--- Material provided ---
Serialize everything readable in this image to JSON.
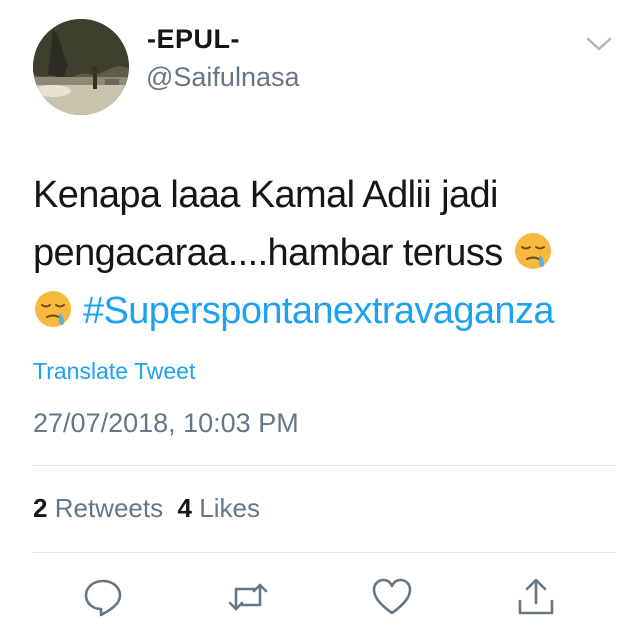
{
  "user": {
    "display_name": "-EPUL-",
    "handle": "@Saifulnasa",
    "avatar_icon": "avatar-photo-cave-beach"
  },
  "tweet": {
    "line1": "Kenapa laaa Kamal Adlii jadi",
    "line2": "pengacaraa....hambar teruss",
    "emoji_name": "sleepy-face-emoji",
    "hashtag": "#Superspontanextravaganza",
    "translate_label": "Translate Tweet",
    "timestamp": "27/07/2018, 10:03 PM"
  },
  "stats": {
    "retweets_count": "2",
    "retweets_label": "Retweets",
    "likes_count": "4",
    "likes_label": "Likes"
  },
  "actions": [
    "reply-icon",
    "retweet-icon",
    "like-icon",
    "share-icon"
  ],
  "colors": {
    "link": "#1da1f2",
    "text": "#14171a",
    "secondary": "#657786",
    "divider": "#e1e8ed"
  }
}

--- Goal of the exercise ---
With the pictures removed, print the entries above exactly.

--- Response to the task ---
Serialize everything readable in this image to JSON.
{
  "user": {
    "display_name": "-EPUL-",
    "handle": "@Saifulnasa",
    "avatar_icon": "avatar-photo-cave-beach"
  },
  "tweet": {
    "line1": "Kenapa laaa Kamal Adlii jadi",
    "line2": "pengacaraa....hambar teruss",
    "emoji_name": "sleepy-face-emoji",
    "hashtag": "#Superspontanextravaganza",
    "translate_label": "Translate Tweet",
    "timestamp": "27/07/2018, 10:03 PM"
  },
  "stats": {
    "retweets_count": "2",
    "retweets_label": "Retweets",
    "likes_count": "4",
    "likes_label": "Likes"
  },
  "actions": [
    "reply-icon",
    "retweet-icon",
    "like-icon",
    "share-icon"
  ],
  "colors": {
    "link": "#1da1f2",
    "text": "#14171a",
    "secondary": "#657786",
    "divider": "#e1e8ed"
  }
}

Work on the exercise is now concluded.